- **Exercise objective**: Each entry should be restated word for word, with all pictures left out.

- **Dataset extract**:
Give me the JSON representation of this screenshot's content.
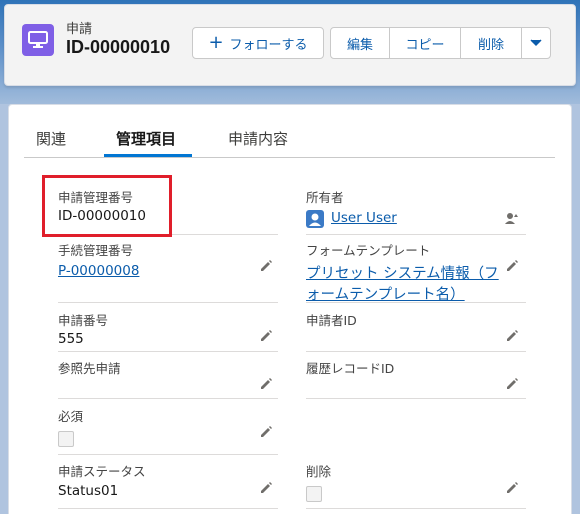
{
  "header": {
    "object_label": "申請",
    "record_title": "ID-00000010",
    "object_icon": "desktop-icon",
    "icon_color": "#7f5fe6",
    "buttons": {
      "follow": "フォローする",
      "edit": "編集",
      "copy": "コピー",
      "delete": "削除"
    }
  },
  "tabs": [
    "関連",
    "管理項目",
    "申請内容"
  ],
  "active_tab": "管理項目",
  "fields": {
    "app_mgmt_no": {
      "label": "申請管理番号",
      "value": "ID-00000010"
    },
    "owner": {
      "label": "所有者",
      "value": "User User"
    },
    "proc_mgmt_no": {
      "label": "手続管理番号",
      "value": "P-00000008"
    },
    "form_template": {
      "label": "フォームテンプレート",
      "value_line1": "プリセット システム情報（フ",
      "value_line2": "ォームテンプレート名）"
    },
    "app_no": {
      "label": "申請番号",
      "value": "555"
    },
    "applicant_id": {
      "label": "申請者ID",
      "value": ""
    },
    "ref_app": {
      "label": "参照先申請",
      "value": ""
    },
    "history_record_id": {
      "label": "履歴レコードID",
      "value": ""
    },
    "required": {
      "label": "必須",
      "checked": false
    },
    "app_status": {
      "label": "申請ステータス",
      "value": "Status01"
    },
    "deleted": {
      "label": "削除",
      "checked": false
    }
  },
  "colors": {
    "accent": "#0176d3",
    "link": "#0b5cab",
    "highlight": "#e01e2a"
  }
}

- **Written response**:
Give me the JSON representation of this screenshot's content.
{
  "header": {
    "object_label": "申請",
    "record_title": "ID-00000010",
    "object_icon": "desktop-icon",
    "icon_color": "#7f5fe6",
    "buttons": {
      "follow": "フォローする",
      "edit": "編集",
      "copy": "コピー",
      "delete": "削除"
    }
  },
  "tabs": [
    "関連",
    "管理項目",
    "申請内容"
  ],
  "active_tab": "管理項目",
  "fields": {
    "app_mgmt_no": {
      "label": "申請管理番号",
      "value": "ID-00000010"
    },
    "owner": {
      "label": "所有者",
      "value": "User User"
    },
    "proc_mgmt_no": {
      "label": "手続管理番号",
      "value": "P-00000008"
    },
    "form_template": {
      "label": "フォームテンプレート",
      "value_line1": "プリセット システム情報（フ",
      "value_line2": "ォームテンプレート名）"
    },
    "app_no": {
      "label": "申請番号",
      "value": "555"
    },
    "applicant_id": {
      "label": "申請者ID",
      "value": ""
    },
    "ref_app": {
      "label": "参照先申請",
      "value": ""
    },
    "history_record_id": {
      "label": "履歴レコードID",
      "value": ""
    },
    "required": {
      "label": "必須",
      "checked": false
    },
    "app_status": {
      "label": "申請ステータス",
      "value": "Status01"
    },
    "deleted": {
      "label": "削除",
      "checked": false
    }
  },
  "colors": {
    "accent": "#0176d3",
    "link": "#0b5cab",
    "highlight": "#e01e2a"
  }
}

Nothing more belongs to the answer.